According to the Shanghaiist, Hong Kong actor Chow Yun-fat is extremely wealthy but lives very frugally and plans to give his money to charity. Whether or not this story is all true or a bit of hyperbole, you’ll have to research and see if you can find out more details. But the message of the story is unusual and hopeful in this era of extreme income and wealth inequality.
Here he is using public transportation:
He is quoted as saying, “I feel that the money does not really belong to me. I am just in charge of keeping it temporarily!”
You may have seen him in some movies, like “Crouching Tiger, Hidden Dragon” (the Japanese title was “Green Destiny”). Browse his IMDb page and see if you recognize any.
This may be more evidence that he seems to be “an all around great guy”:
Learn about the role of Japanese-Americans in the history of California. There are many related links for further research under the video (from AJ+)
Dollar Street imagines families from countries all over the world as living on one street. The poorer families on the left and the richer families on the right. Click on any of the families and you can visit them virtually — see what their homes are like and how they live.
Right now there are more than 260 homes in 50 countries, 30,000 photos in all.
No families from Japan yet. You can volunteer for this project — by taking photos, translatating texts, and other ways. If you click on the “Donate” you’ll see a place to volunteer, starting by filling out a survey (here’s the first question):
More interesting than statistics? The real people behind them.
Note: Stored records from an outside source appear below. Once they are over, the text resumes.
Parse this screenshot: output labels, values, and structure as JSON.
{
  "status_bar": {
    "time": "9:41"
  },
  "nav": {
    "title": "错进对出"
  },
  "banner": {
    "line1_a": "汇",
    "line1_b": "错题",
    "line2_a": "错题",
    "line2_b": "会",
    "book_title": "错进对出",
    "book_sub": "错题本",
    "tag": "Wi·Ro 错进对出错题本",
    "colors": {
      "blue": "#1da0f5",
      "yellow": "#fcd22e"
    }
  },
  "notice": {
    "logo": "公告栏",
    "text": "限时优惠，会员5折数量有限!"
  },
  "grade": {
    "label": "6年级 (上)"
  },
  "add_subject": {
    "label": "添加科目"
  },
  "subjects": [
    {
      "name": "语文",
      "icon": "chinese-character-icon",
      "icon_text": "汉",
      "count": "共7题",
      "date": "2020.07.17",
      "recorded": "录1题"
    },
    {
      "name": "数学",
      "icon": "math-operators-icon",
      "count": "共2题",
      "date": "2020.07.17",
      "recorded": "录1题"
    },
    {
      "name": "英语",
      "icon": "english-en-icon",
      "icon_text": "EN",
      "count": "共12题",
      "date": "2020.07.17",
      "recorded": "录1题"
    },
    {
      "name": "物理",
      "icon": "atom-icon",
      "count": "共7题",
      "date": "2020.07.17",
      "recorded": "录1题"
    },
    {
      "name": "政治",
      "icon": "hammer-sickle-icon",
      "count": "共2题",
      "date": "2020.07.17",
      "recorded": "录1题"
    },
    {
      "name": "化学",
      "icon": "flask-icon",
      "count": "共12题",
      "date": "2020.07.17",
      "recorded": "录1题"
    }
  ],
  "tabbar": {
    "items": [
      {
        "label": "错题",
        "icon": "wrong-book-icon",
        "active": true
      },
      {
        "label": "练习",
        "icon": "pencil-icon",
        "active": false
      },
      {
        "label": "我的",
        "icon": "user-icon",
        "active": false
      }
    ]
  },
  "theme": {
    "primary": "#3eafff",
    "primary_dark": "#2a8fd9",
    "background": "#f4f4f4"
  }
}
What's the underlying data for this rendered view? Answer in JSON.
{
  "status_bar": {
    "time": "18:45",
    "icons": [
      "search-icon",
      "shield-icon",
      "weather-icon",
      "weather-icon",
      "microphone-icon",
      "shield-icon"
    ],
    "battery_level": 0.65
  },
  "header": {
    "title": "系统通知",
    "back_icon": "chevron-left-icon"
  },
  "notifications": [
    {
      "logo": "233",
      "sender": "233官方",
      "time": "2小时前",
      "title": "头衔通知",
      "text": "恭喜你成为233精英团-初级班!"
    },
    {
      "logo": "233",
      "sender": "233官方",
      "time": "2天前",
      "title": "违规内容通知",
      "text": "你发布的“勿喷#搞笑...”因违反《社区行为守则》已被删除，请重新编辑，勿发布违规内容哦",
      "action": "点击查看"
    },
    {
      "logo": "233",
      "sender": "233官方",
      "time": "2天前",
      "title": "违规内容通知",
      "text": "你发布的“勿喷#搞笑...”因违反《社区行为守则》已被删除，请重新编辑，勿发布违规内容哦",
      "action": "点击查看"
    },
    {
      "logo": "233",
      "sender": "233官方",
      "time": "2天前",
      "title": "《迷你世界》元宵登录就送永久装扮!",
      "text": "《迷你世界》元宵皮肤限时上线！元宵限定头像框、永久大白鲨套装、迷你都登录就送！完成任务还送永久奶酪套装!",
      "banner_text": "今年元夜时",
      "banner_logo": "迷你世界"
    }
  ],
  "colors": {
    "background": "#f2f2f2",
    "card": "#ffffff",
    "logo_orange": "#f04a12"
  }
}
Here are three videos showing people “in order” — the first is 48 couples in order of the length of their relationship. The second is 100 people in order of age. The third is 73 households in order of income. I would really like to see a student create something like this to show the world more of Japan.